Here are the options that I see for you. I have attempted to correct the answer that you graciously accepted before I took in account that your folder is on your Wubi /host filesystem and that makes a huge difference.
Option 1. Encrypt your folder using EncFS. You'll need enough working storage somewhere in order to create the encrypted folder. In Windows you could use encfs4win (free, "experimental") or BoxCryptor ($40) to encrypt and decrypt the folder. In Ubuntu you would use EncFS and FUSE as explained here: http://www.arg0.net/encfsintro
Option 2 (incompletely worked out). It sounds like you want to prevent some other Ubuntu users from accessing that folder when it is mounted. For that purpose, another method is to use file and directory permissions rather than encryption.
There's a difficulty here. Wubi doesn't enable you to control the Linux ownership and permissions for the individual Windows files and directories on the partition containing the virtual disk(s) (which it puts in /host). You can control the Linux ownership and permissions for the partition as a whole by editing with
gksudo gedit /etc/default/grub the ntfs-3g "uid", "gid", and "umask" options in line
GRUB_CMDLINE_LINUX_DEFAULT="rootflags=<options go here> quiet splash". If you need more information about the options, that can be found in
Option 3. Move the 100 Gb folder to a separate NTFS partition or drive. Then you could use the normal /etc/fstab mechanism to mount it and the partition-level permissions and ownership would be sufficient for the access control that you need. Again you would need information about the options from
Option 4 (incompletely explained). Converting from Wubi to a real Linux partition would make it possible to mount the Windows partition via the normal /etc/fstab mechanism. Then you could reasonably consider building ntfs-3g from source with the

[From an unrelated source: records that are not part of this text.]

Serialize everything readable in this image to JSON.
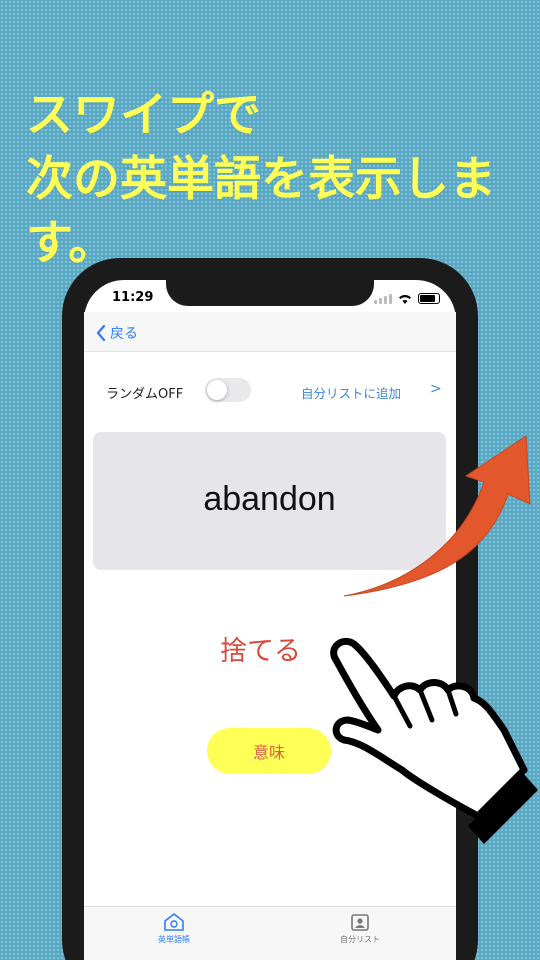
{
  "promo": {
    "line1": "スワイプで",
    "line2": "次の英単語を表示しま",
    "line3": "す。"
  },
  "status_bar": {
    "time": "11:29"
  },
  "nav": {
    "back_label": "戻る",
    "back_icon": "chevron-left-icon"
  },
  "controls": {
    "random_label": "ランダムOFF",
    "random_on": false,
    "add_to_list_label": "自分リストに追加",
    "add_to_list_chevron": ">"
  },
  "card": {
    "word": "abandon"
  },
  "meaning": {
    "text": "捨てる",
    "button_label": "意味"
  },
  "tabs": [
    {
      "label": "英単語帳",
      "icon": "house-icon",
      "active": true
    },
    {
      "label": "自分リスト",
      "icon": "id-card-icon",
      "active": false
    }
  ],
  "colors": {
    "background": "#5aa9c4",
    "promo_text": "#ffff55",
    "accent_blue": "#2f7cf6",
    "meaning_red": "#d9483b",
    "button_yellow": "#ffff55",
    "arrow_orange": "#e2572c"
  }
}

--enable-posix-acls in the
configure command. That would give you control over permissions in a manner that is compatible between Linux and Windows. Further information: http://b.andre.pagesperso-orange.fr/permissions.html
In any case, make sure that those other users don't have root access. Normally they do not, but you'll want to be sure. To prevent specific Ubuntu users from having root access via sudo, you can "open the Users and Groups tool from System->Administration menu. Then click on the user and then on properties. Choose the User Privileges tab. In the tab, find Administer the system and [un]check that." (Quote from https://help.ubuntu.com/community/RootSudo)